The Waite/Jennings rescue mission thus became one of the most famous stories in the early annals of our nation’s history. One hundred, fifty years later key elements of the saga inspired James Fenimore Cooper as he wrote Last of the Mohicans (1826) and struggled with balancing ideals of the frontier wilderness with the cultivation of farms. The book is widely regarded as one of the greatest novels in American literature.

As Americans in this perilous, testing time for a national will, we could usefully reflect on the sacrifices and courage of these ancestors who came before and helped give us the freedom and institutions we often take for granted. Heroes such as Stephen Jennings and Benjamin Waite and their inspiring stories offer strength today as we stare into the abyss since September 11. We can chart the bolder course. Understanding our past can provide us and our families with important building blocks and values for the tough road ahead.

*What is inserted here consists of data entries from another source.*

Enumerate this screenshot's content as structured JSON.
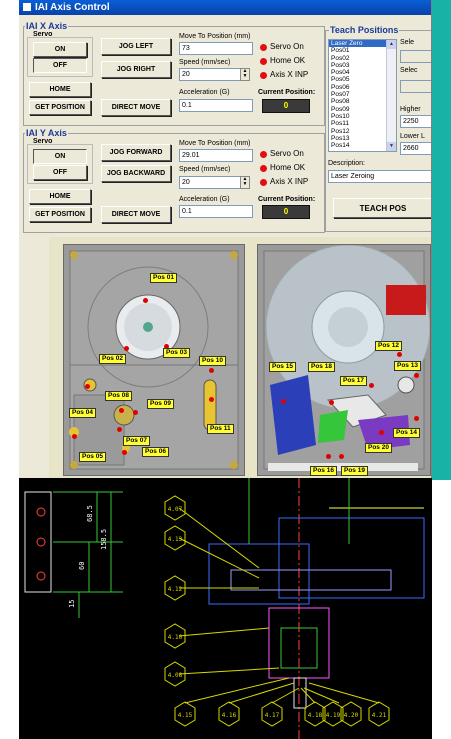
{
  "window": {
    "title": "IAI Axis Control"
  },
  "x_axis": {
    "group_title": "IAI X Axis",
    "servo_label": "Servo",
    "on_label": "ON",
    "off_label": "OFF",
    "home_label": "HOME",
    "get_position_label": "GET POSITION",
    "jog_a_label": "JOG LEFT",
    "jog_b_label": "JOG RIGHT",
    "direct_move_label": "DIRECT MOVE",
    "move_to_label": "Move To Position (mm)",
    "move_to_value": "73",
    "speed_label": "Speed (mm/sec)",
    "speed_value": "20",
    "accel_label": "Acceleration (G)",
    "accel_value": "0.1",
    "servo_on": "Servo On",
    "home_ok": "Home OK",
    "inp": "Axis X INP",
    "current_pos_label": "Current Position:",
    "current_pos_value": "0"
  },
  "y_axis": {
    "group_title": "IAI Y Axis",
    "servo_label": "Servo",
    "on_label": "ON",
    "off_label": "OFF",
    "home_label": "HOME",
    "get_position_label": "GET POSITION",
    "jog_a_label": "JOG FORWARD",
    "jog_b_label": "JOG BACKWARD",
    "direct_move_label": "DIRECT MOVE",
    "move_to_label": "Move To Position (mm)",
    "move_to_value": "29.01",
    "speed_label": "Speed (mm/sec)",
    "speed_value": "20",
    "accel_label": "Acceleration (G)",
    "accel_value": "0.1",
    "servo_on": "Servo On",
    "home_ok": "Home OK",
    "inp": "Axis X INP",
    "current_pos_label": "Current Position:",
    "current_pos_value": "0"
  },
  "teach": {
    "title": "Teach Positions",
    "items": [
      "Laser Zero",
      "Pos01",
      "Pos02",
      "Pos03",
      "Pos04",
      "Pos05",
      "Pos06",
      "Pos07",
      "Pos08",
      "Pos09",
      "Pos10",
      "Pos11",
      "Pos12",
      "Pos13",
      "Pos14"
    ],
    "selected": "Laser Zero",
    "select_label_1": "Sele",
    "select_label_2": "Selec",
    "higher_label": "Higher",
    "higher_value": "2250",
    "lower_label": "Lower L",
    "lower_value": "2660",
    "description_label": "Description:",
    "description_value": "Laser Zeroing",
    "teach_button": "TEACH POS"
  },
  "photo_left_labels": [
    "Pos 01",
    "Pos 02",
    "Pos 03",
    "Pos 04",
    "Pos 05",
    "Pos 06",
    "Pos 07",
    "Pos 08",
    "Pos 09",
    "Pos 10",
    "Pos 11"
  ],
  "photo_right_labels": [
    "Pos 12",
    "Pos 13",
    "Pos 14",
    "Pos 15",
    "Pos 16",
    "Pos 17",
    "Pos 18",
    "Pos 19",
    "Pos 20"
  ],
  "cad": {
    "dims": [
      "68.5",
      "158.5",
      "60",
      "15"
    ],
    "hex_tags": [
      "4.07",
      "4.13",
      "4.12",
      "4.10",
      "4.08",
      "4.15",
      "4.16",
      "4.17",
      "4.18",
      "4.19",
      "4.20",
      "4.21"
    ]
  },
  "colors": {
    "accent": "#1aa39a",
    "title_bar": "#0a5fd6",
    "led": "#e01010",
    "label_yellow": "#ffff33"
  }
}
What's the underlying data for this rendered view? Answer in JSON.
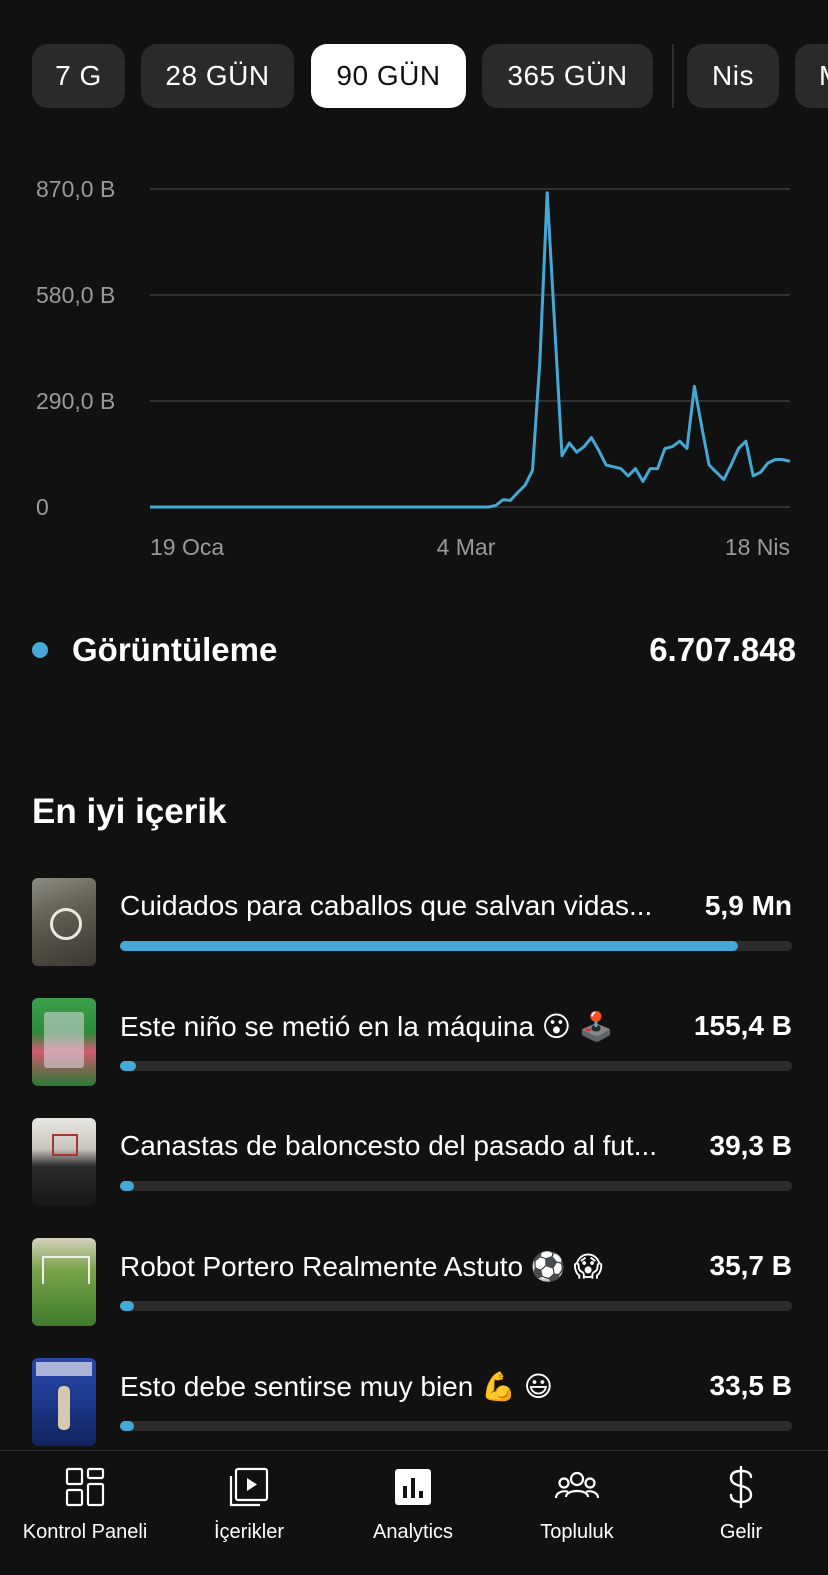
{
  "range_chips": {
    "items": [
      {
        "label": "7 G",
        "active": false
      },
      {
        "label": "28 GÜN",
        "active": false
      },
      {
        "label": "90 GÜN",
        "active": true
      },
      {
        "label": "365 GÜN",
        "active": false
      },
      {
        "label": "Nis",
        "active": false
      },
      {
        "label": "M",
        "active": false
      }
    ]
  },
  "chart_data": {
    "type": "line",
    "y_ticks": [
      "870,0 B",
      "580,0 B",
      "290,0 B",
      "0"
    ],
    "y_tick_values": [
      870000,
      580000,
      290000,
      0
    ],
    "ylim": [
      0,
      870000
    ],
    "x_ticks": [
      "19 Oca",
      "4 Mar",
      "18 Nis"
    ],
    "grid": true,
    "color": "#44a9d6",
    "series": [
      {
        "values": [
          0,
          0,
          0,
          0,
          0,
          0,
          0,
          0,
          0,
          0,
          0,
          0,
          0,
          0,
          0,
          0,
          0,
          0,
          0,
          0,
          0,
          0,
          0,
          0,
          0,
          0,
          0,
          0,
          0,
          0,
          0,
          0,
          0,
          0,
          0,
          0,
          0,
          0,
          0,
          0,
          0,
          0,
          0,
          0,
          0,
          0,
          0,
          4000,
          20000,
          18000,
          40000,
          60000,
          100000,
          400000,
          860000,
          500000,
          140000,
          175000,
          150000,
          165000,
          190000,
          155000,
          115000,
          110000,
          105000,
          85000,
          105000,
          70000,
          105000,
          105000,
          160000,
          165000,
          180000,
          160000,
          330000,
          220000,
          115000,
          95000,
          75000,
          115000,
          160000,
          180000,
          85000,
          95000,
          120000,
          130000,
          130000,
          125000
        ]
      }
    ]
  },
  "metric": {
    "label": "Görüntüleme",
    "value": "6.707.848",
    "color": "#44a9d6"
  },
  "top_content": {
    "title": "En iyi içerik",
    "items": [
      {
        "title": "Cuidados para caballos que salvan vidas...",
        "value": "5,9 Mn",
        "progress": 0.92
      },
      {
        "title": "Este niño se metió en la máquina 😮 🕹️",
        "value": "155,4 B",
        "progress": 0.024
      },
      {
        "title": "Canastas de baloncesto del pasado al fut...",
        "value": "39,3 B",
        "progress": 0.007
      },
      {
        "title": "Robot Portero Realmente Astuto ⚽ 😱",
        "value": "35,7 B",
        "progress": 0.006
      },
      {
        "title": "Esto debe sentirse muy bien 💪 😃",
        "value": "33,5 B",
        "progress": 0.006
      }
    ]
  },
  "bottom_nav": {
    "items": [
      {
        "label": "Kontrol Paneli",
        "icon": "dashboard-icon"
      },
      {
        "label": "İçerikler",
        "icon": "content-icon"
      },
      {
        "label": "Analytics",
        "icon": "analytics-icon",
        "active": true
      },
      {
        "label": "Topluluk",
        "icon": "community-icon"
      },
      {
        "label": "Gelir",
        "icon": "dollar-icon"
      }
    ]
  }
}
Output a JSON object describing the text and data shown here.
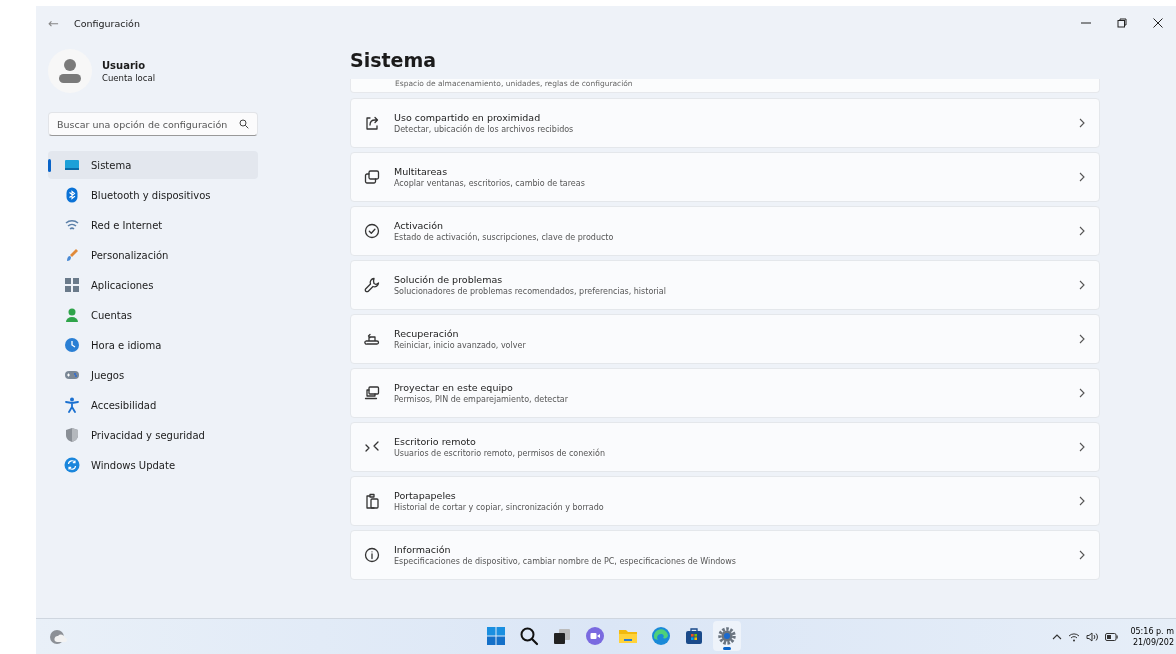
{
  "window": {
    "title": "Configuración",
    "back": "←"
  },
  "user": {
    "name": "Usuario",
    "account": "Cuenta local"
  },
  "search": {
    "placeholder": "Buscar una opción de configuración"
  },
  "sidebar": {
    "items": [
      {
        "label": "Sistema",
        "selected": true
      },
      {
        "label": "Bluetooth y dispositivos",
        "selected": false
      },
      {
        "label": "Red e Internet",
        "selected": false
      },
      {
        "label": "Personalización",
        "selected": false
      },
      {
        "label": "Aplicaciones",
        "selected": false
      },
      {
        "label": "Cuentas",
        "selected": false
      },
      {
        "label": "Hora e idioma",
        "selected": false
      },
      {
        "label": "Juegos",
        "selected": false
      },
      {
        "label": "Accesibilidad",
        "selected": false
      },
      {
        "label": "Privacidad y seguridad",
        "selected": false
      },
      {
        "label": "Windows Update",
        "selected": false
      }
    ]
  },
  "page": {
    "heading": "Sistema",
    "partial_subtitle": "Espacio de almacenamiento, unidades, reglas de configuración",
    "items": [
      {
        "title": "Uso compartido en proximidad",
        "subtitle": "Detectar, ubicación de los archivos recibidos"
      },
      {
        "title": "Multitareas",
        "subtitle": "Acoplar ventanas, escritorios, cambio de tareas"
      },
      {
        "title": "Activación",
        "subtitle": "Estado de activación, suscripciones, clave de producto"
      },
      {
        "title": "Solución de problemas",
        "subtitle": "Solucionadores de problemas recomendados, preferencias, historial"
      },
      {
        "title": "Recuperación",
        "subtitle": "Reiniciar, inicio avanzado, volver"
      },
      {
        "title": "Proyectar en este equipo",
        "subtitle": "Permisos, PIN de emparejamiento, detectar"
      },
      {
        "title": "Escritorio remoto",
        "subtitle": "Usuarios de escritorio remoto, permisos de conexión"
      },
      {
        "title": "Portapapeles",
        "subtitle": "Historial de cortar y copiar, sincronización y borrado"
      },
      {
        "title": "Información",
        "subtitle": "Especificaciones de dispositivo, cambiar nombre de PC, especificaciones de Windows"
      }
    ]
  },
  "taskbar": {
    "apps": [
      {
        "selected": false
      },
      {
        "selected": false
      },
      {
        "selected": false
      },
      {
        "selected": false
      },
      {
        "selected": false
      },
      {
        "selected": false
      },
      {
        "selected": false
      },
      {
        "selected": true
      }
    ],
    "time": "05:16 p. m",
    "date": "21/09/202"
  }
}
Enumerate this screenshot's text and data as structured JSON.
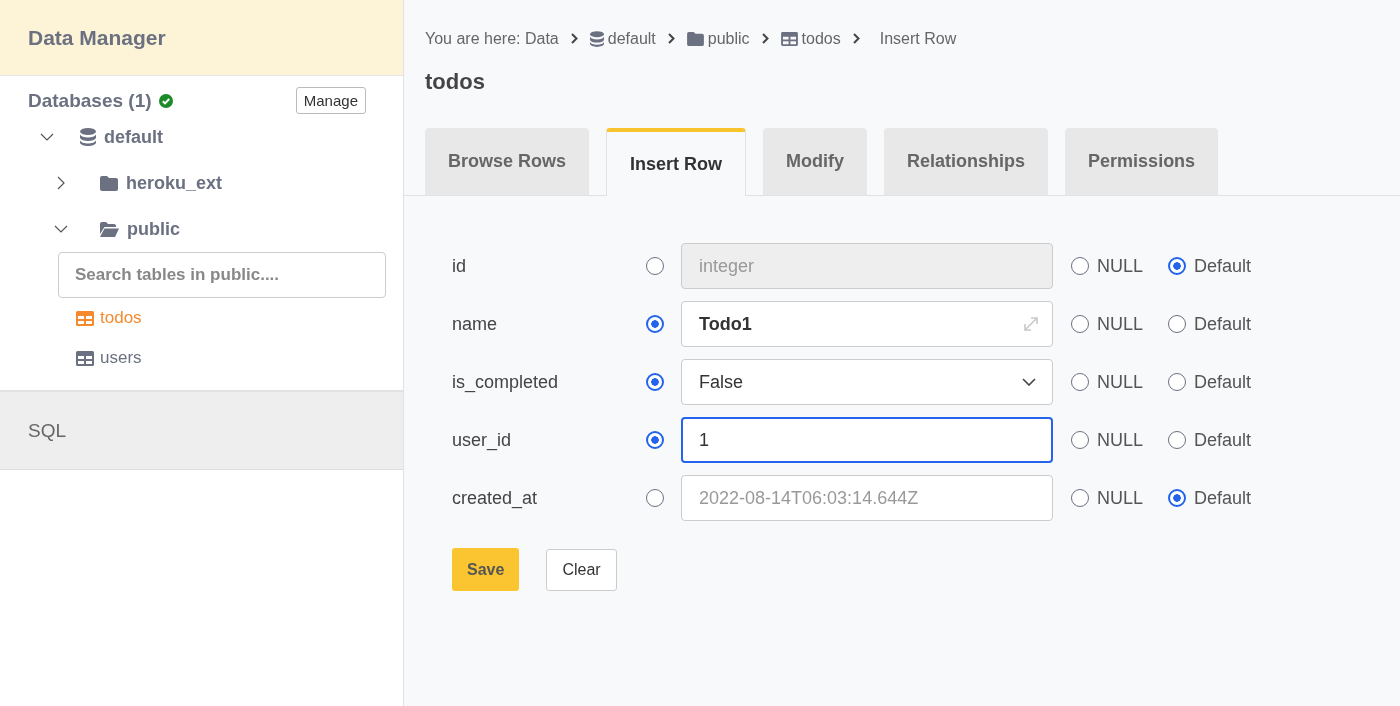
{
  "sidebar": {
    "title": "Data Manager",
    "databases_label": "Databases (1)",
    "databases_ok": true,
    "manage_button": "Manage",
    "tree": [
      {
        "kind": "database",
        "label": "default",
        "expanded": true,
        "children": [
          {
            "kind": "schema",
            "label": "heroku_ext",
            "expanded": false
          },
          {
            "kind": "schema",
            "label": "public",
            "expanded": true,
            "search": {
              "placeholder": "Search tables in public...."
            },
            "children": [
              {
                "kind": "table",
                "label": "todos",
                "selected": true
              },
              {
                "kind": "table",
                "label": "users",
                "selected": false
              }
            ]
          }
        ]
      }
    ],
    "sql_label": "SQL"
  },
  "breadcrumb": [
    {
      "kind": "text",
      "label": "You are here: Data"
    },
    {
      "kind": "database",
      "label": "default"
    },
    {
      "kind": "schema",
      "label": "public"
    },
    {
      "kind": "table",
      "label": "todos"
    },
    {
      "kind": "text",
      "label": "Insert Row"
    }
  ],
  "page_title": "todos",
  "tabs": [
    {
      "label": "Browse Rows",
      "selected": false
    },
    {
      "label": "Insert Row",
      "selected": true
    },
    {
      "label": "Modify",
      "selected": false
    },
    {
      "label": "Relationships",
      "selected": false
    },
    {
      "label": "Permissions",
      "selected": false
    }
  ],
  "rows": [
    {
      "column": "id",
      "value_selected": false,
      "field": {
        "kind": "text",
        "placeholder": "integer",
        "disabled": true,
        "focused": false
      },
      "null_label": "NULL",
      "null_selected": false,
      "default_label": "Default",
      "default_selected": true
    },
    {
      "column": "name",
      "value_selected": true,
      "field": {
        "kind": "textarea",
        "value": "Todo1",
        "disabled": false,
        "focused": false
      },
      "null_label": "NULL",
      "null_selected": false,
      "default_label": "Default",
      "default_selected": false
    },
    {
      "column": "is_completed",
      "value_selected": true,
      "field": {
        "kind": "select",
        "value": "False",
        "disabled": false,
        "focused": false
      },
      "null_label": "NULL",
      "null_selected": false,
      "default_label": "Default",
      "default_selected": false
    },
    {
      "column": "user_id",
      "value_selected": true,
      "field": {
        "kind": "text",
        "value": "1",
        "disabled": false,
        "focused": true
      },
      "null_label": "NULL",
      "null_selected": false,
      "default_label": "Default",
      "default_selected": false
    },
    {
      "column": "created_at",
      "value_selected": false,
      "field": {
        "kind": "text",
        "placeholder": "2022-08-14T06:03:14.644Z",
        "disabled": false,
        "focused": false
      },
      "null_label": "NULL",
      "null_selected": false,
      "default_label": "Default",
      "default_selected": true
    }
  ],
  "buttons": [
    {
      "kind": "primary",
      "label": "Save"
    },
    {
      "kind": "secondary",
      "label": "Clear"
    }
  ]
}
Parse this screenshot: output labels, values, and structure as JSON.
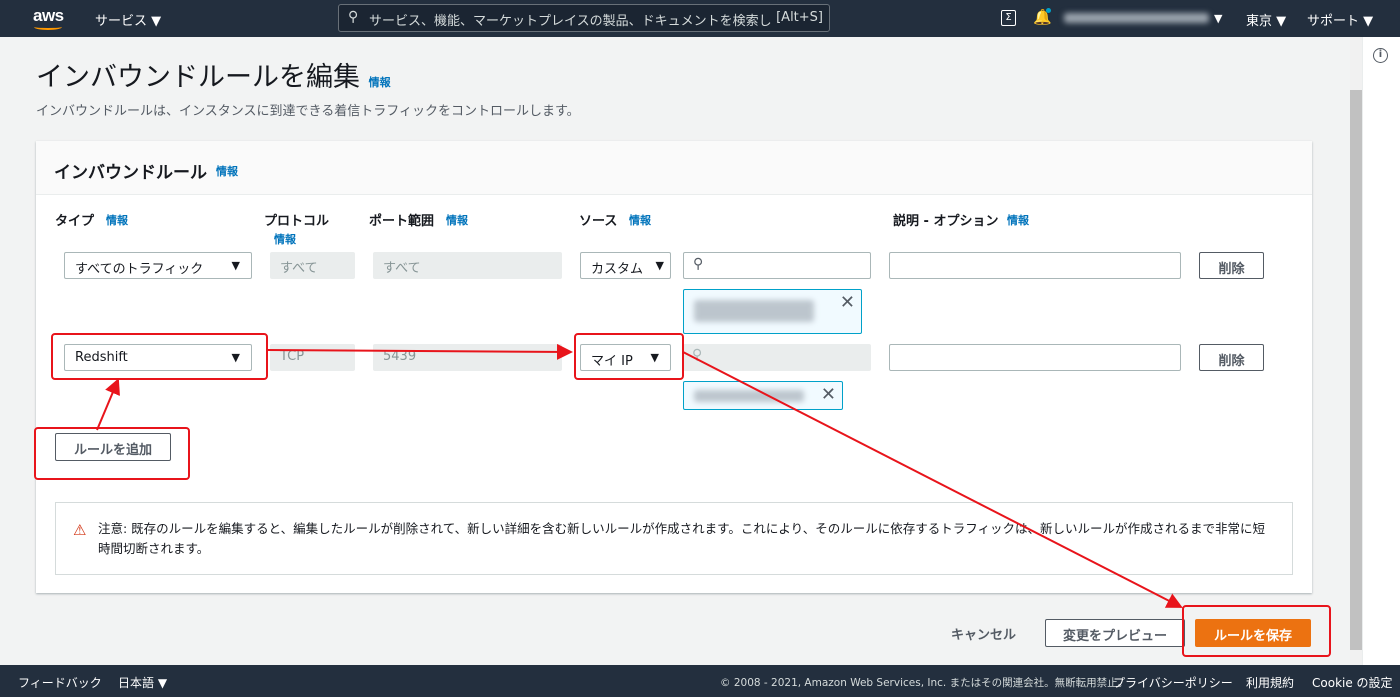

Nicholas E. Hollis is president of The Agribusiness Council, a nonprofit/tax-exempt organization established in 1967. He is a direct descendant of Stephen Jennings and a native of New England. Much of the Waite-Jennings narrative was provided during interviews in 1979 with his great aunt, Ruth Hastings Jennings Anderson (1893-1987), and is also documented in The Young and Old Puritans of Hatfield by Mary P. Wells Smith, Boston (1900).

1/Smith, Mary P. Wells. The Young and Old Puritans of Hatfield. Boston (1900), p. 37.

2/Wells Smith notes that on the evening before the attack six Mohawk warriors with two captive women (presumably taken in a raid on another tribe) requested food and shelter at the gates and were allowed to sleep outside the Hatfield fort on the condition that they would be gone at dawn. In hindsight these Indians were seen as advance scouts for the main raiding party .

Jennings Heritage Project
P.O. Box 5565 - Washington DC 20016
Tel: (202) 296-4563

Heritage Preservation


"Leadership Education and Character Development Through Historical Scholarship"